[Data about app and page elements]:
Start of Block

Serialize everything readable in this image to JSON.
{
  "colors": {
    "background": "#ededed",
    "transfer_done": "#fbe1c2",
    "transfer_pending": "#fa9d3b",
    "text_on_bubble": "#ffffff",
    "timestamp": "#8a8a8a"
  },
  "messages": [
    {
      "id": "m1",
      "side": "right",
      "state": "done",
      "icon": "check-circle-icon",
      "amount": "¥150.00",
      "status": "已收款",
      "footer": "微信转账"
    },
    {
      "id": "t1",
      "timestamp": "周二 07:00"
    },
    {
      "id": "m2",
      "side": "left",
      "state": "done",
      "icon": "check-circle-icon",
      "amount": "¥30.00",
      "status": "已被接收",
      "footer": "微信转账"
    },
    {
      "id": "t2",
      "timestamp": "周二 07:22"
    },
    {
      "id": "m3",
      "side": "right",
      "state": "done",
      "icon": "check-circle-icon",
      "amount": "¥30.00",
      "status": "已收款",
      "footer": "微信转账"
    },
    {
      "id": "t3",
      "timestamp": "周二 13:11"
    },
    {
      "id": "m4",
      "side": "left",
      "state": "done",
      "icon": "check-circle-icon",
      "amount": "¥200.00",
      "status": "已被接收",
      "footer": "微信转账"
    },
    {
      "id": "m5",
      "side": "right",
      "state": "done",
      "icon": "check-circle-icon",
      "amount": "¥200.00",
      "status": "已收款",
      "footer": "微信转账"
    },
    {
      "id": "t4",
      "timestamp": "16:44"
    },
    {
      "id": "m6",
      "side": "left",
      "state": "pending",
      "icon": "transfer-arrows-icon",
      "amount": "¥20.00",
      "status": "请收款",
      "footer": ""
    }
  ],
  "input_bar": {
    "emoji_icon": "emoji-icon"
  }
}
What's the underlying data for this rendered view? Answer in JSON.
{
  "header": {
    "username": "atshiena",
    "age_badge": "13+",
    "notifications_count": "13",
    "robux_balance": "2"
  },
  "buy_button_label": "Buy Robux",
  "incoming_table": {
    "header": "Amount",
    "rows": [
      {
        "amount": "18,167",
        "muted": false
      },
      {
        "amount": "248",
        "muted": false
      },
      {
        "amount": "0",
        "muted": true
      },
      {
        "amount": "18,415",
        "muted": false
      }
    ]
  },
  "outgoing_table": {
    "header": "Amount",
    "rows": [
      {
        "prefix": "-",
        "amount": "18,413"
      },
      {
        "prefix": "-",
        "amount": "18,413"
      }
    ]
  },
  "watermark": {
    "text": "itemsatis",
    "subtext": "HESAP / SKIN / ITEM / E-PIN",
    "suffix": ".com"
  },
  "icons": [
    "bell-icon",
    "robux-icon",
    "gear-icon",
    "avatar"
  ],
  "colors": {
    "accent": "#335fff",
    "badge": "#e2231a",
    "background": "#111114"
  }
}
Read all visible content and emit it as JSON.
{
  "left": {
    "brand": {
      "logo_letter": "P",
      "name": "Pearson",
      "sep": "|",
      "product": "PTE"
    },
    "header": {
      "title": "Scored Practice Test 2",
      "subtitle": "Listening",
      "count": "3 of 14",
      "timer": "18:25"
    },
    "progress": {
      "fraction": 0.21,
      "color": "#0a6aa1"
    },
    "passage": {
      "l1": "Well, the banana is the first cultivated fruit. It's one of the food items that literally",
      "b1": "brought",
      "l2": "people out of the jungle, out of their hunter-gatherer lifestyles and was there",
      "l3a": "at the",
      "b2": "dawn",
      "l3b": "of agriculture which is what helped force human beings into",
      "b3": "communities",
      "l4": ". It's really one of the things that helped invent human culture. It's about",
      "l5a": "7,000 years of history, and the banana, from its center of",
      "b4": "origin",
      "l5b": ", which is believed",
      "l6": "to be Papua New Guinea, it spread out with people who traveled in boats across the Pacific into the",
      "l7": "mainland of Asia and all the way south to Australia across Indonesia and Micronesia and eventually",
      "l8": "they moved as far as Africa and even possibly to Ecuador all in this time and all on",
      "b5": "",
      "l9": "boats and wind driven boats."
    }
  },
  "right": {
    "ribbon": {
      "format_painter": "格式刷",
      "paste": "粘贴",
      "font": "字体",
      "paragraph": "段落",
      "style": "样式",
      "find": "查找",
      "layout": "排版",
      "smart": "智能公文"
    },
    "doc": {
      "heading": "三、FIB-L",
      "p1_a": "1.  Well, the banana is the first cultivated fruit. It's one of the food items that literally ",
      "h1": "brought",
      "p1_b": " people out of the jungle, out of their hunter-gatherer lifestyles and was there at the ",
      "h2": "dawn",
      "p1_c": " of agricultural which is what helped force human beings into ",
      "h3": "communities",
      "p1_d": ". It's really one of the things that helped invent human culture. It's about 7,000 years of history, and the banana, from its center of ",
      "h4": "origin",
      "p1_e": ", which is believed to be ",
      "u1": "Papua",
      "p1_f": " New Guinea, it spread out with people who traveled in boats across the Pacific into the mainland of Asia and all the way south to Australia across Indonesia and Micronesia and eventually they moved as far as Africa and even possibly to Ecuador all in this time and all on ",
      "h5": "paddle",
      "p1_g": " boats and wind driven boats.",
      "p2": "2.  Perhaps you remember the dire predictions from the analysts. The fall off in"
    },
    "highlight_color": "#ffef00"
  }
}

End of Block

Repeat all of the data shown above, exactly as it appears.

[Output for this exercise]:
Serialize everything readable in this image to JSON.
{
  "colors": {
    "background": "#ededed",
    "transfer_done": "#fbe1c2",
    "transfer_pending": "#fa9d3b",
    "text_on_bubble": "#ffffff",
    "timestamp": "#8a8a8a"
  },
  "messages": [
    {
      "id": "m1",
      "side": "right",
      "state": "done",
      "icon": "check-circle-icon",
      "amount": "¥150.00",
      "status": "已收款",
      "footer": "微信转账"
    },
    {
      "id": "t1",
      "timestamp": "周二 07:00"
    },
    {
      "id": "m2",
      "side": "left",
      "state": "done",
      "icon": "check-circle-icon",
      "amount": "¥30.00",
      "status": "已被接收",
      "footer": "微信转账"
    },
    {
      "id": "t2",
      "timestamp": "周二 07:22"
    },
    {
      "id": "m3",
      "side": "right",
      "state": "done",
      "icon": "check-circle-icon",
      "amount": "¥30.00",
      "status": "已收款",
      "footer": "微信转账"
    },
    {
      "id": "t3",
      "timestamp": "周二 13:11"
    },
    {
      "id": "m4",
      "side": "left",
      "state": "done",
      "icon": "check-circle-icon",
      "amount": "¥200.00",
      "status": "已被接收",
      "footer": "微信转账"
    },
    {
      "id": "m5",
      "side": "right",
      "state": "done",
      "icon": "check-circle-icon",
      "amount": "¥200.00",
      "status": "已收款",
      "footer": "微信转账"
    },
    {
      "id": "t4",
      "timestamp": "16:44"
    },
    {
      "id": "m6",
      "side": "left",
      "state": "pending",
      "icon": "transfer-arrows-icon",
      "amount": "¥20.00",
      "status": "请收款",
      "footer": ""
    }
  ],
  "input_bar": {
    "emoji_icon": "emoji-icon"
  }
}
What's the underlying data for this rendered view? Answer in JSON.
{
  "header": {
    "username": "atshiena",
    "age_badge": "13+",
    "notifications_count": "13",
    "robux_balance": "2"
  },
  "buy_button_label": "Buy Robux",
  "incoming_table": {
    "header": "Amount",
    "rows": [
      {
        "amount": "18,167",
        "muted": false
      },
      {
        "amount": "248",
        "muted": false
      },
      {
        "amount": "0",
        "muted": true
      },
      {
        "amount": "18,415",
        "muted": false
      }
    ]
  },
  "outgoing_table": {
    "header": "Amount",
    "rows": [
      {
        "prefix": "-",
        "amount": "18,413"
      },
      {
        "prefix": "-",
        "amount": "18,413"
      }
    ]
  },
  "watermark": {
    "text": "itemsatis",
    "subtext": "HESAP / SKIN / ITEM / E-PIN",
    "suffix": ".com"
  },
  "icons": [
    "bell-icon",
    "robux-icon",
    "gear-icon",
    "avatar"
  ],
  "colors": {
    "accent": "#335fff",
    "badge": "#e2231a",
    "background": "#111114"
  }
}
Read all visible content and emit it as JSON.
{
  "left": {
    "brand": {
      "logo_letter": "P",
      "name": "Pearson",
      "sep": "|",
      "product": "PTE"
    },
    "header": {
      "title": "Scored Practice Test 2",
      "subtitle": "Listening",
      "count": "3 of 14",
      "timer": "18:25"
    },
    "progress": {
      "fraction": 0.21,
      "color": "#0a6aa1"
    },
    "passage": {
      "l1": "Well, the banana is the first cultivated fruit. It's one of the food items that literally",
      "b1": "brought",
      "l2": "people out of the jungle, out of their hunter-gatherer lifestyles and was there",
      "l3a": "at the",
      "b2": "dawn",
      "l3b": "of agriculture which is what helped force human beings into",
      "b3": "communities",
      "l4": ". It's really one of the things that helped invent human culture. It's about",
      "l5a": "7,000 years of history, and the banana, from its center of",
      "b4": "origin",
      "l5b": ", which is believed",
      "l6": "to be Papua New Guinea, it spread out with people who traveled in boats across the Pacific into the",
      "l7": "mainland of Asia and all the way south to Australia across Indonesia and Micronesia and eventually",
      "l8": "they moved as far as Africa and even possibly to Ecuador all in this time and all on",
      "b5": "",
      "l9": "boats and wind driven boats."
    }
  },
  "right": {
    "ribbon": {
      "format_painter": "格式刷",
      "paste": "粘贴",
      "font": "字体",
      "paragraph": "段落",
      "style": "样式",
      "find": "查找",
      "layout": "排版",
      "smart": "智能公文"
    },
    "doc": {
      "heading": "三、FIB-L",
      "p1_a": "1.  Well, the banana is the first cultivated fruit. It's one of the food items that literally ",
      "h1": "brought",
      "p1_b": " people out of the jungle, out of their hunter-gatherer lifestyles and was there at the ",
      "h2": "dawn",
      "p1_c": " of agricultural which is what helped force human beings into ",
      "h3": "communities",
      "p1_d": ". It's really one of the things that helped invent human culture. It's about 7,000 years of history, and the banana, from its center of ",
      "h4": "origin",
      "p1_e": ", which is believed to be ",
      "u1": "Papua",
      "p1_f": " New Guinea, it spread out with people who traveled in boats across the Pacific into the mainland of Asia and all the way south to Australia across Indonesia and Micronesia and eventually they moved as far as Africa and even possibly to Ecuador all in this time and all on ",
      "h5": "paddle",
      "p1_g": " boats and wind driven boats.",
      "p2": "2.  Perhaps you remember the dire predictions from the analysts. The fall off in"
    },
    "highlight_color": "#ffef00"
  }
}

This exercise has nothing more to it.